(Stored records)
════════
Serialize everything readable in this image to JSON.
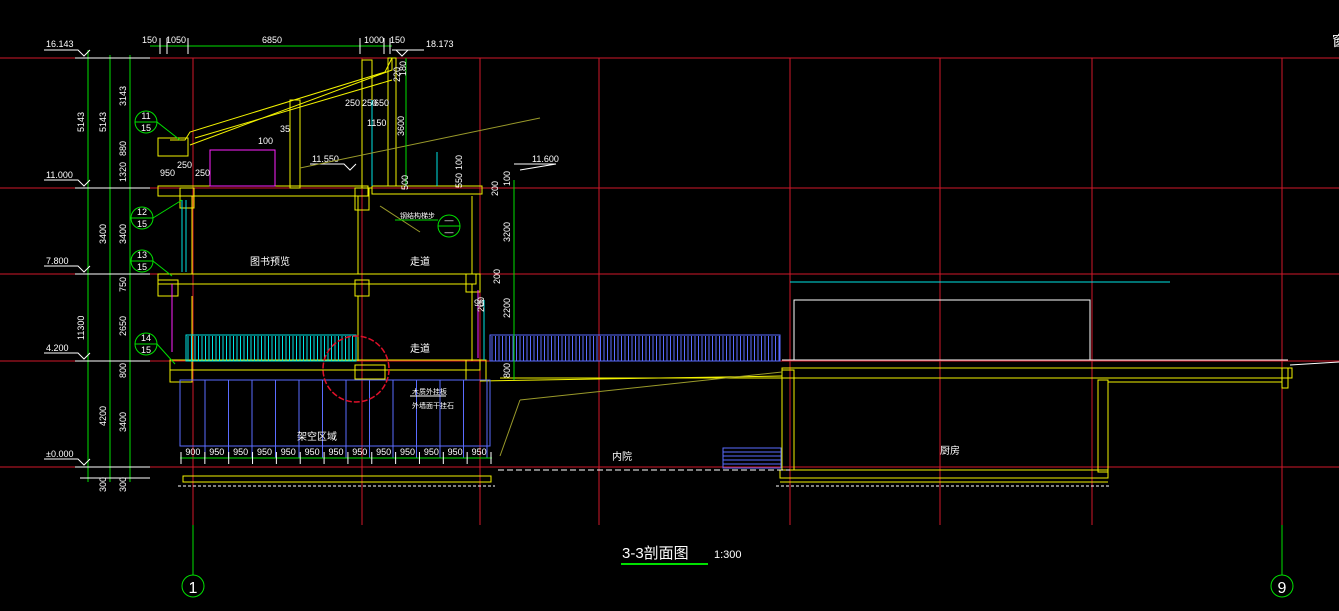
{
  "drawing": {
    "title": "3-3剖面图",
    "scale": "1:300",
    "axis_start": "1",
    "axis_end": "9",
    "corner_glyph": "窗"
  },
  "elevations": {
    "top_left": "16.143",
    "top_right": "18.173",
    "e11000": "11.000",
    "e7800": "7.800",
    "e4200": "4.200",
    "e0000": "±0.000",
    "e11550": "11.550",
    "e11600": "11.600"
  },
  "dims_top": [
    "150",
    "1050",
    "6850",
    "1000",
    "150"
  ],
  "dims_left_outer": [
    "5143",
    "11300",
    "4200",
    "300"
  ],
  "dims_left_inner": [
    "3143",
    "5143",
    "880",
    "1320",
    "3400",
    "3400",
    "750",
    "2650",
    "800",
    "3400",
    "300"
  ],
  "dims_right": [
    "180",
    "220",
    "3600",
    "100",
    "550",
    "200",
    "100",
    "3200",
    "200",
    "2200",
    "800"
  ],
  "dims_misc": [
    "250",
    "250",
    "650",
    "1150",
    "35",
    "100",
    "950",
    "250",
    "250",
    "90",
    "200",
    "500"
  ],
  "dims_bottom": [
    "900",
    "950",
    "950",
    "950",
    "950",
    "950",
    "950",
    "950",
    "950",
    "950",
    "950",
    "950",
    "950"
  ],
  "callouts": [
    {
      "top": "11",
      "bottom": "15"
    },
    {
      "top": "12",
      "bottom": "15"
    },
    {
      "top": "13",
      "bottom": "15"
    },
    {
      "top": "14",
      "bottom": "15"
    }
  ],
  "rooms": {
    "reading": "图书预览",
    "corridor_upper": "走道",
    "corridor_lower": "走道",
    "open_area": "架空区域",
    "courtyard": "内院",
    "kitchen": "厨房"
  },
  "notes": {
    "roof_detail": "钢结构梯步",
    "wood_note_1": "木质外挂板",
    "wood_note_2": "外墙面干挂石"
  },
  "colors": {
    "grid": "#d0182a",
    "structure": "#f2f200",
    "dimension": "#00e000",
    "glass": "#00e5e5",
    "railing": "#5a6cff",
    "furniture": "#ff22ff",
    "revision_cloud": "#e0102a"
  }
}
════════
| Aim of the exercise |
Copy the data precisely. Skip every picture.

| Task result |
Serialize everything readable in this image to JSON.
{
  "drawing": {
    "title": "3-3剖面图",
    "scale": "1:300",
    "axis_start": "1",
    "axis_end": "9",
    "corner_glyph": "窗"
  },
  "elevations": {
    "top_left": "16.143",
    "top_right": "18.173",
    "e11000": "11.000",
    "e7800": "7.800",
    "e4200": "4.200",
    "e0000": "±0.000",
    "e11550": "11.550",
    "e11600": "11.600"
  },
  "dims_top": [
    "150",
    "1050",
    "6850",
    "1000",
    "150"
  ],
  "dims_left_outer": [
    "5143",
    "11300",
    "4200",
    "300"
  ],
  "dims_left_inner": [
    "3143",
    "5143",
    "880",
    "1320",
    "3400",
    "3400",
    "750",
    "2650",
    "800",
    "3400",
    "300"
  ],
  "dims_right": [
    "180",
    "220",
    "3600",
    "100",
    "550",
    "200",
    "100",
    "3200",
    "200",
    "2200",
    "800"
  ],
  "dims_misc": [
    "250",
    "250",
    "650",
    "1150",
    "35",
    "100",
    "950",
    "250",
    "250",
    "90",
    "200",
    "500"
  ],
  "dims_bottom": [
    "900",
    "950",
    "950",
    "950",
    "950",
    "950",
    "950",
    "950",
    "950",
    "950",
    "950",
    "950",
    "950"
  ],
  "callouts": [
    {
      "top": "11",
      "bottom": "15"
    },
    {
      "top": "12",
      "bottom": "15"
    },
    {
      "top": "13",
      "bottom": "15"
    },
    {
      "top": "14",
      "bottom": "15"
    }
  ],
  "rooms": {
    "reading": "图书预览",
    "corridor_upper": "走道",
    "corridor_lower": "走道",
    "open_area": "架空区域",
    "courtyard": "内院",
    "kitchen": "厨房"
  },
  "notes": {
    "roof_detail": "钢结构梯步",
    "wood_note_1": "木质外挂板",
    "wood_note_2": "外墙面干挂石"
  },
  "colors": {
    "grid": "#d0182a",
    "structure": "#f2f200",
    "dimension": "#00e000",
    "glass": "#00e5e5",
    "railing": "#5a6cff",
    "furniture": "#ff22ff",
    "revision_cloud": "#e0102a"
  }
}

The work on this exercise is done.